“This is fantastic,” said Vance after crossing the entire bridge.

When asked how it felt once on the other side, Vance said, “It was great and to have an overlook over the piers-the views are even more than I expected.”

“This is the highlight for this year,” he later said on the way back across.

According to Hougland, the High Bridge rehabilitation project took 13 months from start to finish.

The original steel-constructed bridge was erected in 1914 and the former bridge's piers, which were also utilized by the railroad and burned a few years after construction in 1965 by retreating Confederates during the Civil War, can all still be seen from overlooks when crossing.

In 1852, the chief engineer spoke about the great span of the original bridge in the Norfolk & Western Magazine and excerpts can be found in Today and Yesterday In The Heart of Virginia.

He said, “The bridge is 3,400 feet long, varying in height from 60 feet at the abutments to 100 feet near the river; the clear spans are 105 feet each. There have been higher bridges not so long, and longer bridges not so high; but taking the height and length together, this is, perhaps, the largest bridge in the world.”

In 1914, a new bridge was built next to the older bridge by the Virginia Bridge And Iron Co. from Roanoke measuring approximately 2,500 feet and in July 2005 the last engine ran along the bridge when Norfolk Southern abandoned the rail line running from Burkeville to Pamplin.

The Bridge Opens Friday

While walking across the bridge on Wednesday, Hougland took time to remind visitors of High Bridge Trail State Park about some of the park's guidelines, especially now that the bridge is open.

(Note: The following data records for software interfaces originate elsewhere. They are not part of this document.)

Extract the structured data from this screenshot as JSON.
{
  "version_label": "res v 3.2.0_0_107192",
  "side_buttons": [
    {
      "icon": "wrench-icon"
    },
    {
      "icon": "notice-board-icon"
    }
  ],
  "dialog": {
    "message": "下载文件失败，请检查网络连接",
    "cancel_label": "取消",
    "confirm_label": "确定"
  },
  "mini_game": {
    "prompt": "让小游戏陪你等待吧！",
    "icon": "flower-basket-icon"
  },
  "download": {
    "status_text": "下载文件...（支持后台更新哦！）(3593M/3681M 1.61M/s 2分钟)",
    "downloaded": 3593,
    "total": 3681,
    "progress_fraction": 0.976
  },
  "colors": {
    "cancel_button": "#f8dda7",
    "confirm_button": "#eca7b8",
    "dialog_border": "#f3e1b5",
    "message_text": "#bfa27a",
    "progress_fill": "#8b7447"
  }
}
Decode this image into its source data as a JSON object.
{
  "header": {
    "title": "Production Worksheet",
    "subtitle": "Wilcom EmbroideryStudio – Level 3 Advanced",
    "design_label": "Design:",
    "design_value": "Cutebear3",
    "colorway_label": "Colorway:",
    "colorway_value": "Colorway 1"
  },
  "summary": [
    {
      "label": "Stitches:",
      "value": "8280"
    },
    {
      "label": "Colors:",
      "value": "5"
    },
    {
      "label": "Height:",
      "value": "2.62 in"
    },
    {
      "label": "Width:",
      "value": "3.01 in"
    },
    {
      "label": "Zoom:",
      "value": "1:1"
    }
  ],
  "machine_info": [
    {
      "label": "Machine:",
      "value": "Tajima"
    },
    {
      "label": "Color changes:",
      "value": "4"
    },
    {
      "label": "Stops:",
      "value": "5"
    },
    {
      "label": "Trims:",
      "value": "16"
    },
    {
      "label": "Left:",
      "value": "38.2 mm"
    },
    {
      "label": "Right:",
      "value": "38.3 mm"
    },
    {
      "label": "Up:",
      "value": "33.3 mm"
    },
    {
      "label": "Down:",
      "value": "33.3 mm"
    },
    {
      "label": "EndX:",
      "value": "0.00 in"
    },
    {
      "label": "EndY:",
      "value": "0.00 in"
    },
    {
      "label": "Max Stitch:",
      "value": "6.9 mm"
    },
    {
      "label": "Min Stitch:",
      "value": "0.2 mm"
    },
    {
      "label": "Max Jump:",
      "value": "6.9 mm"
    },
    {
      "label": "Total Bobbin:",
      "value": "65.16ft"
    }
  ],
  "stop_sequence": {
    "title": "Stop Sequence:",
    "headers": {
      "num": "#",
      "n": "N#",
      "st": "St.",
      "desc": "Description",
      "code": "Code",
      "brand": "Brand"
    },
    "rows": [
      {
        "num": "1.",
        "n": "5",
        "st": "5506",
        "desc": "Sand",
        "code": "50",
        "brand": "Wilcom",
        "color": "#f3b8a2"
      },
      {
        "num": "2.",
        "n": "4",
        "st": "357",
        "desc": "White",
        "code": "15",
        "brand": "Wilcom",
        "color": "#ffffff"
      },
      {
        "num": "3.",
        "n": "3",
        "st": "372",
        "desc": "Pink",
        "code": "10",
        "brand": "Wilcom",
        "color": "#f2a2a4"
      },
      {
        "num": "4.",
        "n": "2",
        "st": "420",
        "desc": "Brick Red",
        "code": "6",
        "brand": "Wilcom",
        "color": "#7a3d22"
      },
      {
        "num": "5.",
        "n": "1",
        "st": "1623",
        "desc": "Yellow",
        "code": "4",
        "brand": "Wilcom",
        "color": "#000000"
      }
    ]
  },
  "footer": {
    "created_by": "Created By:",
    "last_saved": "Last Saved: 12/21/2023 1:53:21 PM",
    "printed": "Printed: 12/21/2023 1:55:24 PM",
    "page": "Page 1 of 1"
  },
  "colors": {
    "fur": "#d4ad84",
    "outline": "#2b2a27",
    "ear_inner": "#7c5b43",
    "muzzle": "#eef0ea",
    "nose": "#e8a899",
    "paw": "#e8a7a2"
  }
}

“We don't want bikes and horses on the overlooks,” said Hougland about the overlooks built on either side of the bridge. “We are a day-use park so we're open daylight hours, whatever that might be, depending on the time of year.”

Horseback riders looking to cross with their horses will have to dismount and lead their horse across and mounting blocks have been provided at each end of the bridge.

Common trail courtesy is very important, Hougland reminded.

“Horseback riders do have the right-of-way on a multi-use park,” he said. “Bicyclists are next and hikers yield to the other two groups. Common sense goes a long way in making it a good experience for everybody that's using the trail (and bridge). Making sure that someone on horseback knows that you are behind them and that they are ready for you to pass or riding single file when you are passing other park users.”

The bridge is 10-feet wide and can accommodate multiple users all at the same time, added the park's manager.

“We ask for people to be respectful of the adjacent private land and not trespass on those because we have so many adjacent landowners,” he said.

For the opening on Friday and this weekend, Hougland encouraged those wishing to bicycle to begin riding from Farmville or Rice.

“It's a little farther ride but we feel like, we think, the River Road parking lot, even though it's the closest, is going to be pretty busy,” he said.

Or carpool if they are coming to the River Road access, he said.

“We want to accommodate everyone that comes,” he added. “We just know that our parking is limited there.”

There is also municipal parking in Farmville that can be utilized and the Osborn Road access parking lot is another area where visitors can park and access the trail and get to the bridge.

According to Hougland, there are also two programs scheduled for the opening weekend.

A hike and walk is scheduled on the completed bridge at 10 a.m. on Saturday and 4 p.m. on Sunday.